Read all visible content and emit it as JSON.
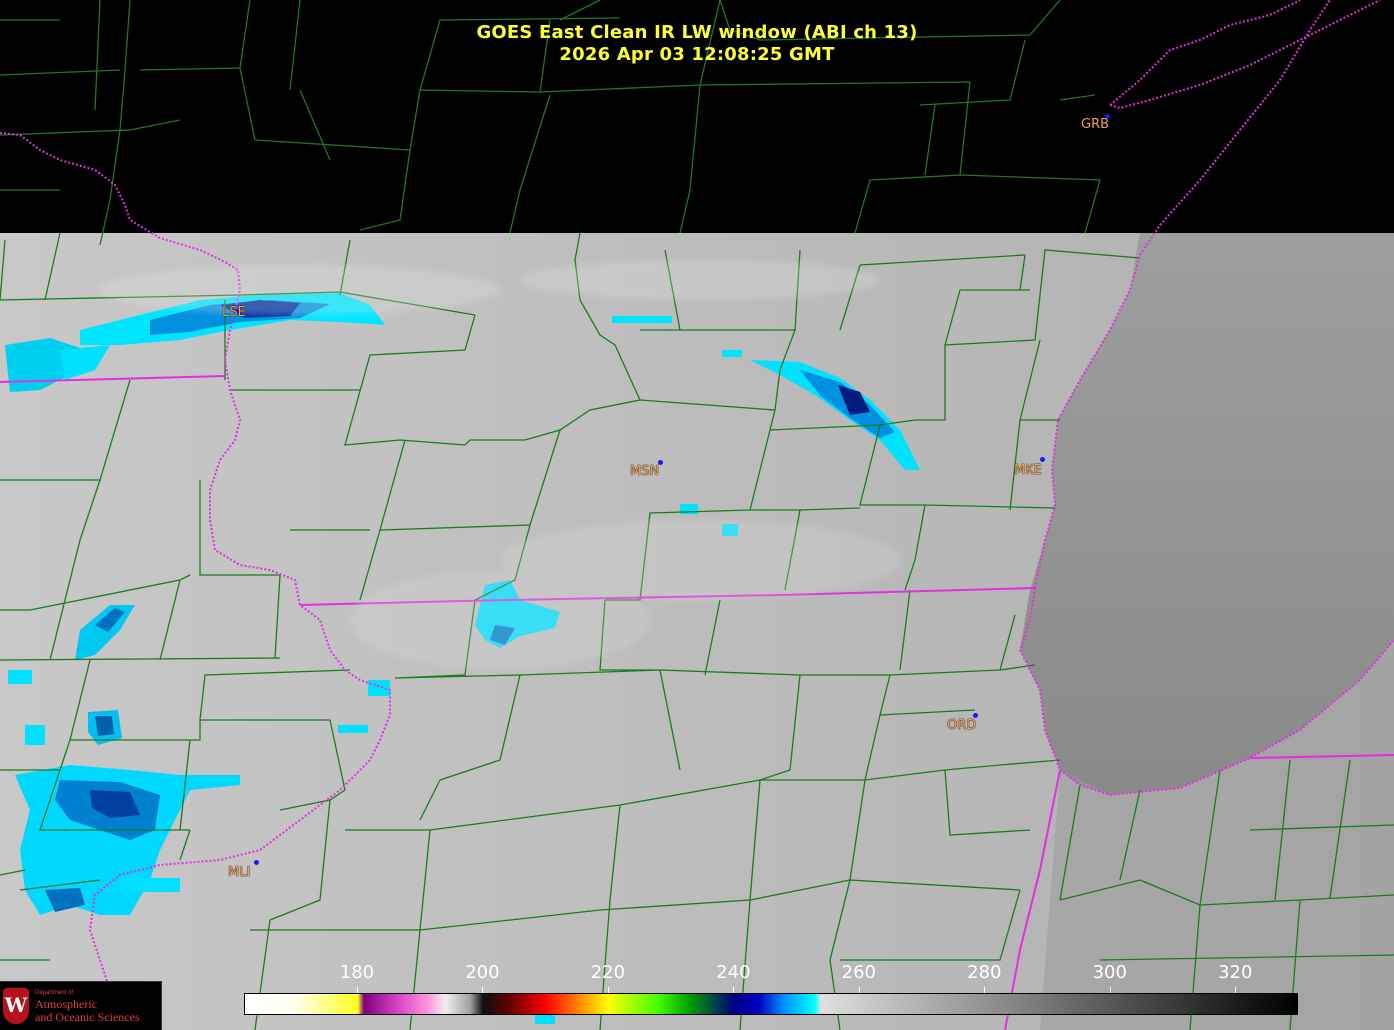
{
  "title": {
    "line1": "GOES East Clean IR LW window (ABI ch 13)",
    "line2": "2026 Apr 03  12:08:25 GMT"
  },
  "colors": {
    "title": "#ffff33",
    "county_lines": "#1e7a1e",
    "state_lines": "#e030e0",
    "station_label": "#f0a050",
    "station_dot": "#1a1aff",
    "no_data": "#000000"
  },
  "stations": [
    {
      "code": "GRB"
    },
    {
      "code": "LSE"
    },
    {
      "code": "MSN"
    },
    {
      "code": "MKE"
    },
    {
      "code": "ORD"
    },
    {
      "code": "MLI"
    }
  ],
  "colorbar": {
    "ticks": [
      "180",
      "200",
      "220",
      "240",
      "260",
      "280",
      "300",
      "320"
    ],
    "range": [
      162,
      330
    ],
    "stops": [
      {
        "v": 162,
        "c": "#ffffff"
      },
      {
        "v": 170,
        "c": "#fffff0"
      },
      {
        "v": 180,
        "c": "#ffff20"
      },
      {
        "v": 181,
        "c": "#800080"
      },
      {
        "v": 186,
        "c": "#d040c0"
      },
      {
        "v": 191,
        "c": "#ff90e0"
      },
      {
        "v": 194,
        "c": "#f0f0f0"
      },
      {
        "v": 198,
        "c": "#a0a0a0"
      },
      {
        "v": 200,
        "c": "#101010"
      },
      {
        "v": 204,
        "c": "#600000"
      },
      {
        "v": 210,
        "c": "#ff0000"
      },
      {
        "v": 215,
        "c": "#ff8000"
      },
      {
        "v": 220,
        "c": "#ffff00"
      },
      {
        "v": 228,
        "c": "#40ff00"
      },
      {
        "v": 233,
        "c": "#00a000"
      },
      {
        "v": 240,
        "c": "#000080"
      },
      {
        "v": 244,
        "c": "#0000c0"
      },
      {
        "v": 248,
        "c": "#0090ff"
      },
      {
        "v": 253,
        "c": "#00ffff"
      },
      {
        "v": 254,
        "c": "#e0e0e0"
      },
      {
        "v": 330,
        "c": "#000000"
      }
    ]
  },
  "logo": {
    "seal": "W",
    "small": "Department of",
    "line1": "Atmospheric",
    "line2": "and Oceanic Sciences"
  }
}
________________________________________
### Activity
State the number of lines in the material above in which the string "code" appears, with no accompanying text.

### Solved exercise
6